Glorious fragrance

Leaving Yudaganawa, our next stop is only about 20 minutes’ drive from Buttala. It is another historic site - the magnificent Dematamal Viharaya. Passing lush paddy fields surrounded by undulating mountain ranges, we reach the middle of the paddy field where around two acres of the temple land are covered with stone ruins scattered here and there on the ground.

Heaps of fallen Araliya flowers had been freshly swept into piles giving out a glorious fragrance.

As one walks up the steps to the reconstructed parapet wall of the brick-built Chaitya, it is easy to visualize the past inhabitants’ way of life and its green paddy fields paint a vivid landscape. The fragrant breeze that blows across the paddy fields soothes those who stand on the basement of the Chaitya. The day being a Sunday, a large number of Dhamma School children were present at the Vihara clad in white costumes.

Situated about five kilometres away from Buttala in the village of Helagama on the Maligawila - Okkampitiya road, Dematamal Vihara, dates back to the 3rd century BC. It is a dark red colour brick-built Chaitya of historical significance, set amidst lush green paddy fields. It is supposed to be the place where Prince Saddhatissa took refuge, when he fled after losing a battle for the throne with his brother Dutugemunu who later became a warrior king.

The Queen Mother, Vihara Maha Devi, saddened by the animosity between her two sons pleaded with them to make amends. The Maha Sangha also intervened to make peace between them.
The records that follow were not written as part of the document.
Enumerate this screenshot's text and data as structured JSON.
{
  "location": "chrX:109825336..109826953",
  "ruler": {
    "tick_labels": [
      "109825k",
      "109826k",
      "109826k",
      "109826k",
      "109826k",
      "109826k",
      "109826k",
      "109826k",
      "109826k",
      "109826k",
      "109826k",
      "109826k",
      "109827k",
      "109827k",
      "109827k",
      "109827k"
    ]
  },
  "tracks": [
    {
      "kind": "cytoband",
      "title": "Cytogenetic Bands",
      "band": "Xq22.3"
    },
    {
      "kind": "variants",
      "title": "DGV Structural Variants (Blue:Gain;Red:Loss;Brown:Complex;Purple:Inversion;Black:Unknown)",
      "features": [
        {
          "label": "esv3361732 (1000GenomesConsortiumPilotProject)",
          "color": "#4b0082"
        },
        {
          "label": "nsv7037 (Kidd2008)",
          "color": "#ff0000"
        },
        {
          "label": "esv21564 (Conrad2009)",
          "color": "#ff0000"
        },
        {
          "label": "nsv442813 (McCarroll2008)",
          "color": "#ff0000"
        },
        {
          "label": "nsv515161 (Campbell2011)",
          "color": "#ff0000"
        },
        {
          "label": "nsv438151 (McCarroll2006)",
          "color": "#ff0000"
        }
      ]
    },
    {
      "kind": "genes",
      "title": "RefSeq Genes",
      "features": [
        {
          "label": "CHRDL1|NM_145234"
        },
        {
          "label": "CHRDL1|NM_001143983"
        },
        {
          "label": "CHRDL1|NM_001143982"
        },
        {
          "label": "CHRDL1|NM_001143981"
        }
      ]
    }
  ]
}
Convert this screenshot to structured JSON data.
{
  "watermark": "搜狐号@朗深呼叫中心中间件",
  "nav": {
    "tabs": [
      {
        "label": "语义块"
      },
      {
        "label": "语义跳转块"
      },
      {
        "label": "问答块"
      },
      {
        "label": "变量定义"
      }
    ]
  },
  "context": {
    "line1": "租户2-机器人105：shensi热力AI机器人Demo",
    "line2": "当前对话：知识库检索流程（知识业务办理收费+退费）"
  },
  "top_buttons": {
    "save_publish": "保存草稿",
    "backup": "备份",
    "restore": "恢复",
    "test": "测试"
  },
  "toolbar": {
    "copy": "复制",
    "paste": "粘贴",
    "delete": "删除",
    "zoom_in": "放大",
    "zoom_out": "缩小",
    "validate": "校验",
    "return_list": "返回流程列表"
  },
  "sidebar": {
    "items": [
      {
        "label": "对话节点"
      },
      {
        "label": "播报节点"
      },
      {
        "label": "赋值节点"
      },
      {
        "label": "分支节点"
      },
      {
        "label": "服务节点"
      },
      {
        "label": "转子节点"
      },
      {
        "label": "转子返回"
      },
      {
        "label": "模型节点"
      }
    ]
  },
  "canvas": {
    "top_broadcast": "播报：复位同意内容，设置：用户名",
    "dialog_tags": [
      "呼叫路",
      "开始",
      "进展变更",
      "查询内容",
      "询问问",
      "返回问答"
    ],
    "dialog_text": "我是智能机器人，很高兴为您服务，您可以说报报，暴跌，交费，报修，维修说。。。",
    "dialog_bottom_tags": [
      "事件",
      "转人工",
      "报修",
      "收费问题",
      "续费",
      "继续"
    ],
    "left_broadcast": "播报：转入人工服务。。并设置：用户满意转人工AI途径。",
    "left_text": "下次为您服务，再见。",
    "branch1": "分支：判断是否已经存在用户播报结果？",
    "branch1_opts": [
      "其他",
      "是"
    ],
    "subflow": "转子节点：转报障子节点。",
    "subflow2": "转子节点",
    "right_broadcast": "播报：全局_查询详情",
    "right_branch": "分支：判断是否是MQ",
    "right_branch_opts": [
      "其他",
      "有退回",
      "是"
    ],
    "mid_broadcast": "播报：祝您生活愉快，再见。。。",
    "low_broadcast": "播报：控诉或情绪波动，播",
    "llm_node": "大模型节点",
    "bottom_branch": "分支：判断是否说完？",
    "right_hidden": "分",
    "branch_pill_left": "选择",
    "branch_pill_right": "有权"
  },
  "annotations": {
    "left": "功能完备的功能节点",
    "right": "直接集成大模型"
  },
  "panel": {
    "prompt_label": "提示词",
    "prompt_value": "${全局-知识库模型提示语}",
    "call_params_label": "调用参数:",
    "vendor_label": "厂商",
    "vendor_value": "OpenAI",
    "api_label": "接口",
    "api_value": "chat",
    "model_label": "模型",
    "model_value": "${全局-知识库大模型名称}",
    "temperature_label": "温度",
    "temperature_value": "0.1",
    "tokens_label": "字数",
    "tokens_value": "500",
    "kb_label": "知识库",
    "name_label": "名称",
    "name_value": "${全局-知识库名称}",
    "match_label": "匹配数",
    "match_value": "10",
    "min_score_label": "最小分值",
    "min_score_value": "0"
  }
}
The ruins of the Vihara are scattered in the area of two acres land and many of them are now being restored by the Department of Archaeology. The most significant is a granite torso of the standing Buddha at the image house as well as peculiar guard stones in the site. An impressive stone head believed to be of a Bodhisattva lies in the Vihara premises.

In addition to its picturesque locale, a large number of ruins are scattered around the temple premises and also nearby paddy fields, such as, stone pillars, moonstones, a torso of the Bodhisatva and guard stones. The guard stone is a unique sculpture at the entrance of the Vihara.

The two brothers made peace with each other, and to mark this truce a colossal Chaitya was erected on the battlefield where they had fought. The battlefield is known in Sinhala as ‘Yudaganawa’.

Some historians believe that an already existing Chaitya, that we visited earlier, was reconstructed and named Yudagana Chaitya. The Dematamal Viharaya and Yudaganawa Chaitya bear testimony to the warrior dynasty in the Ruhuna Kingdom.

We lose ourselves in the beauty of the ruins and wonder how these temples were destroyed. One Bhikku at the Vihara explains, they met their end when the Cholas and Pandyans from India invaded these parts of the country, and pulled the monuments down while the Sinhala kings deserted their Kingdoms.

The setting sun reflects vibrant hues over the mountains as we leave. The darkness engulfs us as we wonder how much of history lies lost in ruins.